_Your goal_.
Every record below is to be retyped exactly.

[[ Extracted entries open ]]

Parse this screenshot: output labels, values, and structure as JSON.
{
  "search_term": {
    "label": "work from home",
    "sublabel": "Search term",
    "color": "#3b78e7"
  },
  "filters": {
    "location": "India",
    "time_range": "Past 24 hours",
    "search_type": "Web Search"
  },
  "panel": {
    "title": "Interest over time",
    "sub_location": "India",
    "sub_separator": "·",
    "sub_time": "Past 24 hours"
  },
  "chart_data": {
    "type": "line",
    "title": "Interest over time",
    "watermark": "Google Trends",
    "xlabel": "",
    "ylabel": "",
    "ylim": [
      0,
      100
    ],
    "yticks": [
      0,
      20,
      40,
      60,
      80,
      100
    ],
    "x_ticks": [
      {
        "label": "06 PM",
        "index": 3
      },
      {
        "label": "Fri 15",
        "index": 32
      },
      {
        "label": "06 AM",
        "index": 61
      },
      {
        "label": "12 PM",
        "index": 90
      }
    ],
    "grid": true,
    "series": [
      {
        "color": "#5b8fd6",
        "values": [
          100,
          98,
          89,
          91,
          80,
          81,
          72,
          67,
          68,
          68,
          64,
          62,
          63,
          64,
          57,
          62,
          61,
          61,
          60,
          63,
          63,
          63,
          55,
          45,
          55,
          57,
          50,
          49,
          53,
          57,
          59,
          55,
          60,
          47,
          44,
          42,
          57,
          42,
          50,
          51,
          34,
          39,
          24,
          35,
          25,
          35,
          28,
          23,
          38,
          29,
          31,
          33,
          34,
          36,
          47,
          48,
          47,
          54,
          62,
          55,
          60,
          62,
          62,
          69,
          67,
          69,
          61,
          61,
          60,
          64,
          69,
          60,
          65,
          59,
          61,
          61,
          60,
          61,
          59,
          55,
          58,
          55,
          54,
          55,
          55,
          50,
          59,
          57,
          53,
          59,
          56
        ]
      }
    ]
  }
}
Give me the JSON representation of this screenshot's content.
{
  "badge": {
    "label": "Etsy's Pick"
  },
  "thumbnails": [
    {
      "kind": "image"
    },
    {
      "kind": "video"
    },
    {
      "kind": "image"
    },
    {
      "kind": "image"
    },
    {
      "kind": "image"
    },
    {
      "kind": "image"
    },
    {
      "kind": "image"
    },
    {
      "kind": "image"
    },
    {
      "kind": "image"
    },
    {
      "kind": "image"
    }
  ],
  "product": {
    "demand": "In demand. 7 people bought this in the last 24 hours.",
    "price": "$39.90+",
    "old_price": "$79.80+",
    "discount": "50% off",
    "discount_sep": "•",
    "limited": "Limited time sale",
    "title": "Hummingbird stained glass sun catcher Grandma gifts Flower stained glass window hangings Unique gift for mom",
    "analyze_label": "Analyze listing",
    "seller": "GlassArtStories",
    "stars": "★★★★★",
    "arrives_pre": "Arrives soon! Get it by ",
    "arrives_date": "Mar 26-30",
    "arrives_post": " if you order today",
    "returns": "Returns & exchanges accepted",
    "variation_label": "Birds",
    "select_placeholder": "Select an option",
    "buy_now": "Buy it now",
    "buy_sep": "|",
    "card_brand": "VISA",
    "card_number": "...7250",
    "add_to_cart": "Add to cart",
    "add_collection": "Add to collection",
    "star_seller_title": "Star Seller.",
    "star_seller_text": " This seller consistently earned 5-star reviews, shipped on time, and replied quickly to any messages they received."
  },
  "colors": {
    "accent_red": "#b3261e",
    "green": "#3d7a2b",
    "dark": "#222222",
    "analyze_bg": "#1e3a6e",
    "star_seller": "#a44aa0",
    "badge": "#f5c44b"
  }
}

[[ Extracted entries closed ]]

_Task solution_.
Parse this screenshot: output labels, values, and structure as JSON.
{
  "search_term": {
    "label": "work from home",
    "sublabel": "Search term",
    "color": "#3b78e7"
  },
  "filters": {
    "location": "India",
    "time_range": "Past 24 hours",
    "search_type": "Web Search"
  },
  "panel": {
    "title": "Interest over time",
    "sub_location": "India",
    "sub_separator": "·",
    "sub_time": "Past 24 hours"
  },
  "chart_data": {
    "type": "line",
    "title": "Interest over time",
    "watermark": "Google Trends",
    "xlabel": "",
    "ylabel": "",
    "ylim": [
      0,
      100
    ],
    "yticks": [
      0,
      20,
      40,
      60,
      80,
      100
    ],
    "x_ticks": [
      {
        "label": "06 PM",
        "index": 3
      },
      {
        "label": "Fri 15",
        "index": 32
      },
      {
        "label": "06 AM",
        "index": 61
      },
      {
        "label": "12 PM",
        "index": 90
      }
    ],
    "grid": true,
    "series": [
      {
        "color": "#5b8fd6",
        "values": [
          100,
          98,
          89,
          91,
          80,
          81,
          72,
          67,
          68,
          68,
          64,
          62,
          63,
          64,
          57,
          62,
          61,
          61,
          60,
          63,
          63,
          63,
          55,
          45,
          55,
          57,
          50,
          49,
          53,
          57,
          59,
          55,
          60,
          47,
          44,
          42,
          57,
          42,
          50,
          51,
          34,
          39,
          24,
          35,
          25,
          35,
          28,
          23,
          38,
          29,
          31,
          33,
          34,
          36,
          47,
          48,
          47,
          54,
          62,
          55,
          60,
          62,
          62,
          69,
          67,
          69,
          61,
          61,
          60,
          64,
          69,
          60,
          65,
          59,
          61,
          61,
          60,
          61,
          59,
          55,
          58,
          55,
          54,
          55,
          55,
          50,
          59,
          57,
          53,
          59,
          56
        ]
      }
    ]
  }
}
Give me the JSON representation of this screenshot's content.
{
  "badge": {
    "label": "Etsy's Pick"
  },
  "thumbnails": [
    {
      "kind": "image"
    },
    {
      "kind": "video"
    },
    {
      "kind": "image"
    },
    {
      "kind": "image"
    },
    {
      "kind": "image"
    },
    {
      "kind": "image"
    },
    {
      "kind": "image"
    },
    {
      "kind": "image"
    },
    {
      "kind": "image"
    },
    {
      "kind": "image"
    }
  ],
  "product": {
    "demand": "In demand. 7 people bought this in the last 24 hours.",
    "price": "$39.90+",
    "old_price": "$79.80+",
    "discount": "50% off",
    "discount_sep": "•",
    "limited": "Limited time sale",
    "title": "Hummingbird stained glass sun catcher Grandma gifts Flower stained glass window hangings Unique gift for mom",
    "analyze_label": "Analyze listing",
    "seller": "GlassArtStories",
    "stars": "★★★★★",
    "arrives_pre": "Arrives soon! Get it by ",
    "arrives_date": "Mar 26-30",
    "arrives_post": " if you order today",
    "returns": "Returns & exchanges accepted",
    "variation_label": "Birds",
    "select_placeholder": "Select an option",
    "buy_now": "Buy it now",
    "buy_sep": "|",
    "card_brand": "VISA",
    "card_number": "...7250",
    "add_to_cart": "Add to cart",
    "add_collection": "Add to collection",
    "star_seller_title": "Star Seller.",
    "star_seller_text": " This seller consistently earned 5-star reviews, shipped on time, and replied quickly to any messages they received."
  },
  "colors": {
    "accent_red": "#b3261e",
    "green": "#3d7a2b",
    "dark": "#222222",
    "analyze_bg": "#1e3a6e",
    "star_seller": "#a44aa0",
    "badge": "#f5c44b"
  }
}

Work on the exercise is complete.